Salamanca Agreement And Framework For Action
It calls on the United Nations and its specialized agencies to “strengthen their contributions to technical cooperation” and improve their networking to more effectively assist integrated special needs. Non-governmental organizations are invited to strengthen their cooperation with national official bodies and to become more involved in all aspects of inclusive education. The World Conference called on all governments to commit to education for all, which recognizes the need and urgency of education for all children, young people and adults “in the mainstream education system”. It states that children with special educational needs must “have access to mainstream schools,” adding: Regular, inclusive schools are the most effective way to combat discriminatory attitudes, create welcoming communities, build an inclusive society and create education for all; In addition, they provide effective education for most children and improve the efficiency and ultimately cost-effectiveness of the entire education system. Like the United Nations Agency for Education, UNESCO is invited: this declaration calls on the international community to support the approach of inclusive schools by implementing practical and strategic changes adopted by the World Conference on Special Needs Education: Access and Quality (Salamanca, Spain, 7-10 June 1994). The framework states that “inclusion and participation are essential for human dignity and for the enjoyment and exercise of human rights.” In the field of education, this translates into “real compensation of opportunity.” Training for specific needs includes proven teaching methods that all children can benefit from; it assumes that human differences are normal and that learning must be tailored to the needs of the child and not to the child who is adapted to the process. The fundamental principle of inclusive schooling is that all children must, where possible, learn together and that mainstream schools must recognize and respond to the different needs of their students, while having a continuum of support and services to meet those needs. Inclusive schools are the most “effective” in developing solidarity between children with special needs and children of the same age. Countries with few or no special schools should include – not many – schools. In June 1994, representatives of 92 governments and 25 international organizations formed the World Conference on Specialized Education held in Salamanca, Spain.
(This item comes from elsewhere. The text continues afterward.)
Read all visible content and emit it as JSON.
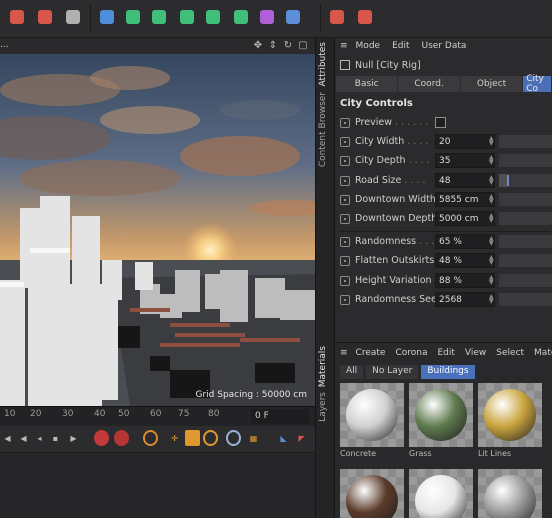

They agreed on a new dynamic declaration on the education of all children with disabilities, calling for inclusion to be the norm. In addition, the conference adopted a new framework of action whose main idea is that real schools should accommodate all children, regardless of their physical, intellectual, social, emotional, linguistic or other conditions.